[Given information]
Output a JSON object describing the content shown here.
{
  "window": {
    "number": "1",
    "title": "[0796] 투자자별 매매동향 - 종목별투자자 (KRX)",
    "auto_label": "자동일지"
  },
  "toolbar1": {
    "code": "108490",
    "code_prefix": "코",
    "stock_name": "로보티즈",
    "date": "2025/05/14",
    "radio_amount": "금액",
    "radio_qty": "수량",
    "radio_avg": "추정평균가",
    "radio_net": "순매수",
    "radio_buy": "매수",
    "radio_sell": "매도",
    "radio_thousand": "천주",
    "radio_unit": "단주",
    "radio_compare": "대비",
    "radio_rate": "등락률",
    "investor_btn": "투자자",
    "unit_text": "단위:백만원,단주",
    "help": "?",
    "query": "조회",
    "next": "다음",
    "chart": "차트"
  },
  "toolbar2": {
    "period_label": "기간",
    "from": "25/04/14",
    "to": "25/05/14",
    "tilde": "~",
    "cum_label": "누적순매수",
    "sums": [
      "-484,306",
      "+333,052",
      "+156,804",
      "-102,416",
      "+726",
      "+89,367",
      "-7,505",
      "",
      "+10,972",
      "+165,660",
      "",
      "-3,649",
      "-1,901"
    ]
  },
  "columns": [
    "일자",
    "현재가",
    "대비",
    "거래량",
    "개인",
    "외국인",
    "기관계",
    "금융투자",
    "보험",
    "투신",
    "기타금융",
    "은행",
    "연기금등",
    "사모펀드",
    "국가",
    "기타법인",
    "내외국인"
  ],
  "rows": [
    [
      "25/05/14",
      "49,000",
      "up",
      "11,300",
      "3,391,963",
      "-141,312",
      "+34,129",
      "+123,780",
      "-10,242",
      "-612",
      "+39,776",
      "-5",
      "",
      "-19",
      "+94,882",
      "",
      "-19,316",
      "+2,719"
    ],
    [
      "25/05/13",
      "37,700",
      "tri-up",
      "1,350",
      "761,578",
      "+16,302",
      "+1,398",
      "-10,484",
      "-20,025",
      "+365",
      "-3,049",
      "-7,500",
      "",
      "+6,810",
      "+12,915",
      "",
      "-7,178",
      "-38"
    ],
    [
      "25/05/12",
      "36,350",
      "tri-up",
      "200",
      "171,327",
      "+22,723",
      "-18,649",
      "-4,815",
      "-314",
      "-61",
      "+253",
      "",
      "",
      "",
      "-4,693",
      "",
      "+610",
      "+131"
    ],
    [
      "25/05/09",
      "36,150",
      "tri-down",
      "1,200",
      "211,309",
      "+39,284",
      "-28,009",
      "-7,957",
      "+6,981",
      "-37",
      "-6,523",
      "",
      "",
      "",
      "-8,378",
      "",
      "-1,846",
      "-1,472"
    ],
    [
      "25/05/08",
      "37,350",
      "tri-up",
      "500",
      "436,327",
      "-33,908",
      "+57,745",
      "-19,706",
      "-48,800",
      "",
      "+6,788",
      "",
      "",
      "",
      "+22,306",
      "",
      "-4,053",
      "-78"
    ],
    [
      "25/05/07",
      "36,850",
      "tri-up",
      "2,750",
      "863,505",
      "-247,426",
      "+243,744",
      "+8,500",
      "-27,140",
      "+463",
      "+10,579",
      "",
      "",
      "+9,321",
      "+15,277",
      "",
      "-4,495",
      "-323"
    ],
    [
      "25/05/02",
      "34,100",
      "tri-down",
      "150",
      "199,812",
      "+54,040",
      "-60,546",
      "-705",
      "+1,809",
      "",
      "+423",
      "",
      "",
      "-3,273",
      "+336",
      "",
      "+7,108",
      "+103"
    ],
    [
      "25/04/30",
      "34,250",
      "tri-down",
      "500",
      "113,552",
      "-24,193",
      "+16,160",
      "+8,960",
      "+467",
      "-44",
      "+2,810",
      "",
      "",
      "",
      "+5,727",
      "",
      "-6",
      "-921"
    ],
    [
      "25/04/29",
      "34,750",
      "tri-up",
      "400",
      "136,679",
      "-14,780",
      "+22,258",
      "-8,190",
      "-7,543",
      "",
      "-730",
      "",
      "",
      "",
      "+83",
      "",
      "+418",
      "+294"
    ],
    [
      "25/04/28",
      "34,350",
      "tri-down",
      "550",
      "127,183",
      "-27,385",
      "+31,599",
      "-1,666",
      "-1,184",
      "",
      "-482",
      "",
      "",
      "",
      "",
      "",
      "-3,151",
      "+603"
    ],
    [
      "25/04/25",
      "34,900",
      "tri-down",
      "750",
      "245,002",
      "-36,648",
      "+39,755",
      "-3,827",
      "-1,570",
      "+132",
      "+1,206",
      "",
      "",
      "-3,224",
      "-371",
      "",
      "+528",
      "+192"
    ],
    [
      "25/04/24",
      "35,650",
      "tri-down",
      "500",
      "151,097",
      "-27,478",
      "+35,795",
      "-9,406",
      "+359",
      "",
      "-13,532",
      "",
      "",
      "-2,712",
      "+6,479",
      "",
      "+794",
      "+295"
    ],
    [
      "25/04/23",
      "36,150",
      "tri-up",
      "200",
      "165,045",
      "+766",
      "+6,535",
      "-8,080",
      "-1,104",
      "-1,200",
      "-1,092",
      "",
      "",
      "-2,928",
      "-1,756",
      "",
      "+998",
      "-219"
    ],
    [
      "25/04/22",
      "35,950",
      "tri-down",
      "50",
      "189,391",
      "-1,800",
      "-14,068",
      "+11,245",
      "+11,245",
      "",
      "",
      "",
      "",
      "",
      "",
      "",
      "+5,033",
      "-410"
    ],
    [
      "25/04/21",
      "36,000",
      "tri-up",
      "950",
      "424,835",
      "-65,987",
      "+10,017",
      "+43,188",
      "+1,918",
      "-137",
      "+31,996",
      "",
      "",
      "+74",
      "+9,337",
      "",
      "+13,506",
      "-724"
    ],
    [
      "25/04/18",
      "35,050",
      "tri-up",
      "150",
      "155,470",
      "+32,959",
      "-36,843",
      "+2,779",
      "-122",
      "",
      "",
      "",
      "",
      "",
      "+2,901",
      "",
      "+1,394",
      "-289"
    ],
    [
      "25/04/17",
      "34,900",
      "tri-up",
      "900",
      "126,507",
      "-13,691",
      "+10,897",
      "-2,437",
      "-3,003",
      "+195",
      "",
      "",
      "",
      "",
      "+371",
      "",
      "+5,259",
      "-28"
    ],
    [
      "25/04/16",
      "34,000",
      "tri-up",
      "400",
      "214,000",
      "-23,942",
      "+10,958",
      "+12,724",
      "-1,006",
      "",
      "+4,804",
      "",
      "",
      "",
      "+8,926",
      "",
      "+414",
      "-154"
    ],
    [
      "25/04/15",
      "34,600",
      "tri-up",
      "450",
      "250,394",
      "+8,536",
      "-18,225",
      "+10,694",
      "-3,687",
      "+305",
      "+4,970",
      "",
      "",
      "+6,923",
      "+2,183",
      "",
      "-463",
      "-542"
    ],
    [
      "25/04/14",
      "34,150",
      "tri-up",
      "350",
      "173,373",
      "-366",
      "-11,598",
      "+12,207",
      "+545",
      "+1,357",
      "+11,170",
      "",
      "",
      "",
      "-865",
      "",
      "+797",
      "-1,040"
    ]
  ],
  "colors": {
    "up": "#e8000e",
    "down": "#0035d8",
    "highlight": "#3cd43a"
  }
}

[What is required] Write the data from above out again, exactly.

[The completed task]
Output a JSON object describing the content shown here.
{
  "window": {
    "number": "1",
    "title": "[0796] 투자자별 매매동향 - 종목별투자자 (KRX)",
    "auto_label": "자동일지"
  },
  "toolbar1": {
    "code": "108490",
    "code_prefix": "코",
    "stock_name": "로보티즈",
    "date": "2025/05/14",
    "radio_amount": "금액",
    "radio_qty": "수량",
    "radio_avg": "추정평균가",
    "radio_net": "순매수",
    "radio_buy": "매수",
    "radio_sell": "매도",
    "radio_thousand": "천주",
    "radio_unit": "단주",
    "radio_compare": "대비",
    "radio_rate": "등락률",
    "investor_btn": "투자자",
    "unit_text": "단위:백만원,단주",
    "help": "?",
    "query": "조회",
    "next": "다음",
    "chart": "차트"
  },
  "toolbar2": {
    "period_label": "기간",
    "from": "25/04/14",
    "to": "25/05/14",
    "tilde": "~",
    "cum_label": "누적순매수",
    "sums": [
      "-484,306",
      "+333,052",
      "+156,804",
      "-102,416",
      "+726",
      "+89,367",
      "-7,505",
      "",
      "+10,972",
      "+165,660",
      "",
      "-3,649",
      "-1,901"
    ]
  },
  "columns": [
    "일자",
    "현재가",
    "대비",
    "거래량",
    "개인",
    "외국인",
    "기관계",
    "금융투자",
    "보험",
    "투신",
    "기타금융",
    "은행",
    "연기금등",
    "사모펀드",
    "국가",
    "기타법인",
    "내외국인"
  ],
  "rows": [
    [
      "25/05/14",
      "49,000",
      "up",
      "11,300",
      "3,391,963",
      "-141,312",
      "+34,129",
      "+123,780",
      "-10,242",
      "-612",
      "+39,776",
      "-5",
      "",
      "-19",
      "+94,882",
      "",
      "-19,316",
      "+2,719"
    ],
    [
      "25/05/13",
      "37,700",
      "tri-up",
      "1,350",
      "761,578",
      "+16,302",
      "+1,398",
      "-10,484",
      "-20,025",
      "+365",
      "-3,049",
      "-7,500",
      "",
      "+6,810",
      "+12,915",
      "",
      "-7,178",
      "-38"
    ],
    [
      "25/05/12",
      "36,350",
      "tri-up",
      "200",
      "171,327",
      "+22,723",
      "-18,649",
      "-4,815",
      "-314",
      "-61",
      "+253",
      "",
      "",
      "",
      "-4,693",
      "",
      "+610",
      "+131"
    ],
    [
      "25/05/09",
      "36,150",
      "tri-down",
      "1,200",
      "211,309",
      "+39,284",
      "-28,009",
      "-7,957",
      "+6,981",
      "-37",
      "-6,523",
      "",
      "",
      "",
      "-8,378",
      "",
      "-1,846",
      "-1,472"
    ],
    [
      "25/05/08",
      "37,350",
      "tri-up",
      "500",
      "436,327",
      "-33,908",
      "+57,745",
      "-19,706",
      "-48,800",
      "",
      "+6,788",
      "",
      "",
      "",
      "+22,306",
      "",
      "-4,053",
      "-78"
    ],
    [
      "25/05/07",
      "36,850",
      "tri-up",
      "2,750",
      "863,505",
      "-247,426",
      "+243,744",
      "+8,500",
      "-27,140",
      "+463",
      "+10,579",
      "",
      "",
      "+9,321",
      "+15,277",
      "",
      "-4,495",
      "-323"
    ],
    [
      "25/05/02",
      "34,100",
      "tri-down",
      "150",
      "199,812",
      "+54,040",
      "-60,546",
      "-705",
      "+1,809",
      "",
      "+423",
      "",
      "",
      "-3,273",
      "+336",
      "",
      "+7,108",
      "+103"
    ],
    [
      "25/04/30",
      "34,250",
      "tri-down",
      "500",
      "113,552",
      "-24,193",
      "+16,160",
      "+8,960",
      "+467",
      "-44",
      "+2,810",
      "",
      "",
      "",
      "+5,727",
      "",
      "-6",
      "-921"
    ],
    [
      "25/04/29",
      "34,750",
      "tri-up",
      "400",
      "136,679",
      "-14,780",
      "+22,258",
      "-8,190",
      "-7,543",
      "",
      "-730",
      "",
      "",
      "",
      "+83",
      "",
      "+418",
      "+294"
    ],
    [
      "25/04/28",
      "34,350",
      "tri-down",
      "550",
      "127,183",
      "-27,385",
      "+31,599",
      "-1,666",
      "-1,184",
      "",
      "-482",
      "",
      "",
      "",
      "",
      "",
      "-3,151",
      "+603"
    ],
    [
      "25/04/25",
      "34,900",
      "tri-down",
      "750",
      "245,002",
      "-36,648",
      "+39,755",
      "-3,827",
      "-1,570",
      "+132",
      "+1,206",
      "",
      "",
      "-3,224",
      "-371",
      "",
      "+528",
      "+192"
    ],
    [
      "25/04/24",
      "35,650",
      "tri-down",
      "500",
      "151,097",
      "-27,478",
      "+35,795",
      "-9,406",
      "+359",
      "",
      "-13,532",
      "",
      "",
      "-2,712",
      "+6,479",
      "",
      "+794",
      "+295"
    ],
    [
      "25/04/23",
      "36,150",
      "tri-up",
      "200",
      "165,045",
      "+766",
      "+6,535",
      "-8,080",
      "-1,104",
      "-1,200",
      "-1,092",
      "",
      "",
      "-2,928",
      "-1,756",
      "",
      "+998",
      "-219"
    ],
    [
      "25/04/22",
      "35,950",
      "tri-down",
      "50",
      "189,391",
      "-1,800",
      "-14,068",
      "+11,245",
      "+11,245",
      "",
      "",
      "",
      "",
      "",
      "",
      "",
      "+5,033",
      "-410"
    ],
    [
      "25/04/21",
      "36,000",
      "tri-up",
      "950",
      "424,835",
      "-65,987",
      "+10,017",
      "+43,188",
      "+1,918",
      "-137",
      "+31,996",
      "",
      "",
      "+74",
      "+9,337",
      "",
      "+13,506",
      "-724"
    ],
    [
      "25/04/18",
      "35,050",
      "tri-up",
      "150",
      "155,470",
      "+32,959",
      "-36,843",
      "+2,779",
      "-122",
      "",
      "",
      "",
      "",
      "",
      "+2,901",
      "",
      "+1,394",
      "-289"
    ],
    [
      "25/04/17",
      "34,900",
      "tri-up",
      "900",
      "126,507",
      "-13,691",
      "+10,897",
      "-2,437",
      "-3,003",
      "+195",
      "",
      "",
      "",
      "",
      "+371",
      "",
      "+5,259",
      "-28"
    ],
    [
      "25/04/16",
      "34,000",
      "tri-up",
      "400",
      "214,000",
      "-23,942",
      "+10,958",
      "+12,724",
      "-1,006",
      "",
      "+4,804",
      "",
      "",
      "",
      "+8,926",
      "",
      "+414",
      "-154"
    ],
    [
      "25/04/15",
      "34,600",
      "tri-up",
      "450",
      "250,394",
      "+8,536",
      "-18,225",
      "+10,694",
      "-3,687",
      "+305",
      "+4,970",
      "",
      "",
      "+6,923",
      "+2,183",
      "",
      "-463",
      "-542"
    ],
    [
      "25/04/14",
      "34,150",
      "tri-up",
      "350",
      "173,373",
      "-366",
      "-11,598",
      "+12,207",
      "+545",
      "+1,357",
      "+11,170",
      "",
      "",
      "",
      "-865",
      "",
      "+797",
      "-1,040"
    ]
  ],
  "colors": {
    "up": "#e8000e",
    "down": "#0035d8",
    "highlight": "#3cd43a"
  }
}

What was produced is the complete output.